By Jake O’Bannon, Columnist
It is hard to argue against a movie that wins four Oscars, including the award for best directing. Ang Lee’s “Life of Pi” did just that last weekend. And trust me, there will be no arguments about its brilliance coming from me.
I must be honest with you though. I tried to watch this film once before and did not make it half way through. I blame it on my not feeling well and the late hour.
However, I still have had a negative view of it for the past couple of months. That all changed this past week when I took a trip down to your friendly neighborhood Cinemark Tinseltown for a matinee solo movie.

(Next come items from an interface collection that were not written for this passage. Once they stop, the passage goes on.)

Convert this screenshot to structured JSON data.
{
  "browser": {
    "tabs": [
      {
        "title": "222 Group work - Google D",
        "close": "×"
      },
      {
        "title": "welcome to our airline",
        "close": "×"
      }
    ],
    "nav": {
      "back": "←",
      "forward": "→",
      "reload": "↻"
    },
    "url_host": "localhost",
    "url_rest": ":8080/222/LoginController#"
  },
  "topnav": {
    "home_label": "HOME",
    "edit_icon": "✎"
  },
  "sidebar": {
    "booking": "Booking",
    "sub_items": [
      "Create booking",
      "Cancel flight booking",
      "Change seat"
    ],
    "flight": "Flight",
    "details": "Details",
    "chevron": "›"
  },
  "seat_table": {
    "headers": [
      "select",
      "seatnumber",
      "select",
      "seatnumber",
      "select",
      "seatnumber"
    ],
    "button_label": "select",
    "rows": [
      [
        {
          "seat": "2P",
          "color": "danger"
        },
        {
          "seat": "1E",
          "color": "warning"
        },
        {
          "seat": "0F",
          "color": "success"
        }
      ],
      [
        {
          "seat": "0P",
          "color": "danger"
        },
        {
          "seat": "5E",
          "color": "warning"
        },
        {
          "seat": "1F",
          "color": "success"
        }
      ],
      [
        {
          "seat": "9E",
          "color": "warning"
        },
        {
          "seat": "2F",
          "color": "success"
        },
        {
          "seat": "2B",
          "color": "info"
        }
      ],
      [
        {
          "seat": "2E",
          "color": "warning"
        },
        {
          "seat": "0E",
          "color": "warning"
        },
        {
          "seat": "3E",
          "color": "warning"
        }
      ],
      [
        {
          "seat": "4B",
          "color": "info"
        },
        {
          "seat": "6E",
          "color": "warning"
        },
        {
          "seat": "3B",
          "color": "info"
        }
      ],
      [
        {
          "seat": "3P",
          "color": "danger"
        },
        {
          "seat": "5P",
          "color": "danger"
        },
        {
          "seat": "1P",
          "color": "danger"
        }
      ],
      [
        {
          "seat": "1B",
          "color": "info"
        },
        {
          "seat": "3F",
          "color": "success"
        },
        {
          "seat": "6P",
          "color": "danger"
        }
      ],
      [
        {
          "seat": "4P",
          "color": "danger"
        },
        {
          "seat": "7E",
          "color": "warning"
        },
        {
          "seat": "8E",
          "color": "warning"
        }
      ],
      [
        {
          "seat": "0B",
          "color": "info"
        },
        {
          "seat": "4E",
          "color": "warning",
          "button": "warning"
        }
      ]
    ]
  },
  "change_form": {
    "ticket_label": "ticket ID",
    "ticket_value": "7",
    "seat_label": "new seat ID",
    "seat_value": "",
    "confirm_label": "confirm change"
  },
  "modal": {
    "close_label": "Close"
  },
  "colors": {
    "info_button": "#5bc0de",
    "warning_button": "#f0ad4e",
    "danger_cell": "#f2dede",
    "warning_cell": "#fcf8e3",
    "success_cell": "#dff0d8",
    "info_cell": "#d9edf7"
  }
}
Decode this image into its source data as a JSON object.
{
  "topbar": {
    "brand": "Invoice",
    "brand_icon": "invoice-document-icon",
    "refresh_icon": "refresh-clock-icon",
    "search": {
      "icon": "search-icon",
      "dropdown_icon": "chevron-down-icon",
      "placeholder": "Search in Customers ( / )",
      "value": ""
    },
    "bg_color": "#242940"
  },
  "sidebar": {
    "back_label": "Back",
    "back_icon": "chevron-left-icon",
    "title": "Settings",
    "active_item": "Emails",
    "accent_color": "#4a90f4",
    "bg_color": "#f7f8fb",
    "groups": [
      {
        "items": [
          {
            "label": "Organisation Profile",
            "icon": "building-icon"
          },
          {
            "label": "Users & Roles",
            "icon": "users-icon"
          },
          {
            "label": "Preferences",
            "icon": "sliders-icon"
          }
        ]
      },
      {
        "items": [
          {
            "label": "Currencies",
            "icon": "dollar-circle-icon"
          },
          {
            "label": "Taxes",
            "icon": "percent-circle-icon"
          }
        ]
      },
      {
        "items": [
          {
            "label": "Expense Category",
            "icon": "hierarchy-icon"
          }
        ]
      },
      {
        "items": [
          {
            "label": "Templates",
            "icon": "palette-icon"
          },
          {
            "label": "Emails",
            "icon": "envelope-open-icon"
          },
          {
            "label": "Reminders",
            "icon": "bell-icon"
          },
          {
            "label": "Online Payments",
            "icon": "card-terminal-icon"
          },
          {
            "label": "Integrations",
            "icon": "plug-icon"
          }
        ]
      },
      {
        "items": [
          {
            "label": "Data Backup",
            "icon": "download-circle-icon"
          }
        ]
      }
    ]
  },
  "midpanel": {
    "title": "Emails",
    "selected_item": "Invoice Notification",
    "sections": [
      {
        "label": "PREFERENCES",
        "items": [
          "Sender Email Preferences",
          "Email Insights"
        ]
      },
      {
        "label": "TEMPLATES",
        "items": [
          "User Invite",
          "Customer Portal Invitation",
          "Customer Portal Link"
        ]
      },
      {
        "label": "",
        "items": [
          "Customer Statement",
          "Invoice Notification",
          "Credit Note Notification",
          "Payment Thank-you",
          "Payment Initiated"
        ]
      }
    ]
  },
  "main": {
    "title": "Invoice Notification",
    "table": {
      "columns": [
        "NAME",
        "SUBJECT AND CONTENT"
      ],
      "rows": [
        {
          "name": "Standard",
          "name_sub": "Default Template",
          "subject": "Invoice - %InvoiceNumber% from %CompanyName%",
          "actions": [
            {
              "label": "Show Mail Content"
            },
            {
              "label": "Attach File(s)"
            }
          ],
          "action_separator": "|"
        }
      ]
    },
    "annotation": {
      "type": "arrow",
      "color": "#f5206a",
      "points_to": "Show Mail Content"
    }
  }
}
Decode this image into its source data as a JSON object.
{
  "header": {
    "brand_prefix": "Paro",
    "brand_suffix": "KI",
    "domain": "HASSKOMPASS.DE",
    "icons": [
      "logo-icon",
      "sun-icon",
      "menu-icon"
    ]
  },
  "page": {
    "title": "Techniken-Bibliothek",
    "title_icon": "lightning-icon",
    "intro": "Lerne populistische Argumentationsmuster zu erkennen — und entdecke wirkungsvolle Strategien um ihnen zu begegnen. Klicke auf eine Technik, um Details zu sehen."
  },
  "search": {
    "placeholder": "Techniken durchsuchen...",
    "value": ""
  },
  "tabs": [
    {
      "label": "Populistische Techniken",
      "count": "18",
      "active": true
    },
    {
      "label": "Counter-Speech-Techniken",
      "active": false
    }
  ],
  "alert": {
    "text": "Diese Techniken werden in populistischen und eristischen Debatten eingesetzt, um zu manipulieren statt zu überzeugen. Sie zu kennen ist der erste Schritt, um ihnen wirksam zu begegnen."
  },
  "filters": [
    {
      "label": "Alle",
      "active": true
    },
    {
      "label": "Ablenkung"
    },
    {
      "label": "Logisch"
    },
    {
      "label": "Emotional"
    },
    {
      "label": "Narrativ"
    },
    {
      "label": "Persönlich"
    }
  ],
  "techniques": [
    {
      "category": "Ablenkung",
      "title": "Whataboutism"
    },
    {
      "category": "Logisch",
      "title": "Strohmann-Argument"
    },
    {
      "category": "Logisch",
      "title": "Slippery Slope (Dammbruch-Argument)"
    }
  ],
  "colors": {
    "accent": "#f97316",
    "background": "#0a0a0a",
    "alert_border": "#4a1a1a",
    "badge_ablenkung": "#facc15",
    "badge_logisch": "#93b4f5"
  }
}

The fact that I was sitting in a theatre by myself with 3D glasses on took me awhile to get over, but once I regained confidence in myself I was locked in for the next two hours. And if anything else, it’s the visual beauty of the film that will keep you interested. It honestly was the most visually beautiful film I have ever seen in theatres.
The story, based on the novel of the same name by Yann Martel, tells of Pi Patel, a young and curious boy from India who finds himself thrown into an adventure that changes his life forever.
If you have read my reviews in the past, you will know that I like to find spiritual themes in just about any movie. And usually I do that even if I know that it is not what the director fully intended. Sure, my thoughts are far-reaching at times, but the spiritual themes in “Life of Pi” are put right in front of you, and as far as I could see, leave you with one distinct feeling – a renewed faith in God.
The story of Pi’s adventure is told through Pi himself at an older age, as he is speaking with a man who had heard about him and wants to know if his story can really “make [the interviewer] believe in God.” Flashbacks show us how it really happened.
Circumstance leads Pi stranded at sea in a boat with a Bengal tiger. This is obviously a dire situation, but it sets up perfectly Pi’s belief that, “You cannot know the strength of your faith until its been tested…Doubt is useful.” Pi came from a safe, comfortable environment and his world was rocked when the boat he and his family were riding sank at sea. His faith was tested.
The relationship between Pi and the tiger (who’s name is Robert Parker) is one of mystery and beauty. What starts as a ferocious beast becomes a beacon of hope for Pi. At one point he says about Robert Parker, “My fear of him keeps me alert. Tending to his needs gives me purpose…I would have already been dead without him.” Are you beginning to catch part of the message here?
There reaches a point where Pi believes there is nothing left, and he lets go by saying, “God, thank you for giving me my life. I’m ready now.” What Pi does not know is that it is not his physical life that he is giving up, but when he looked at Robert Parker and said, “We’re dying,” what was really going was his former life. It was in giving away his life that he received a new one.
After saying those words Pi wakes up and finds himself on an island. This island is not his final destination; rather it is what he believes a place where God gave him rest. Pi realized here that when you need it, God will give you the rest you need, rest that will allow you to move forward and not get stuck in the ruts that life can bring.
Ultimately, Pi and Robert Parker find their way to land. When in the hospital being revived, there are men who come to interview Pi to find out how the boat may have sunk. Pi tells them the story, and the men proceed to say, “We want a story that won’t make us look like fools.” These men were unable to believe such a fantastic, mystical story because they were not able to see it themselves. So Pi proceeds to make up an entirely new story to please them, and they leave.
The film ends with a conversation between older Pi and the man interviewing him. The interviewer asks which story was the truth, to which Pi says that the first one is the real story. The story where Pi went through incredible hardships and doubt, but found that God was with him all the way. He ends by claiming, “The tiger story is the better story.”
I believe, and I sense that the director of the movies believes, that the “tiger story” is the story of our walk with God daily. When we tell it to others we might get the response Pi got, asking for a story that makes us sound less foolish. To outsiders it is a hard story to wrap their mind around.
But when you experience it yourself – the unending hope and protection – you can’t help but believe. Take time to watch this movie and reencounter a God who never lets go.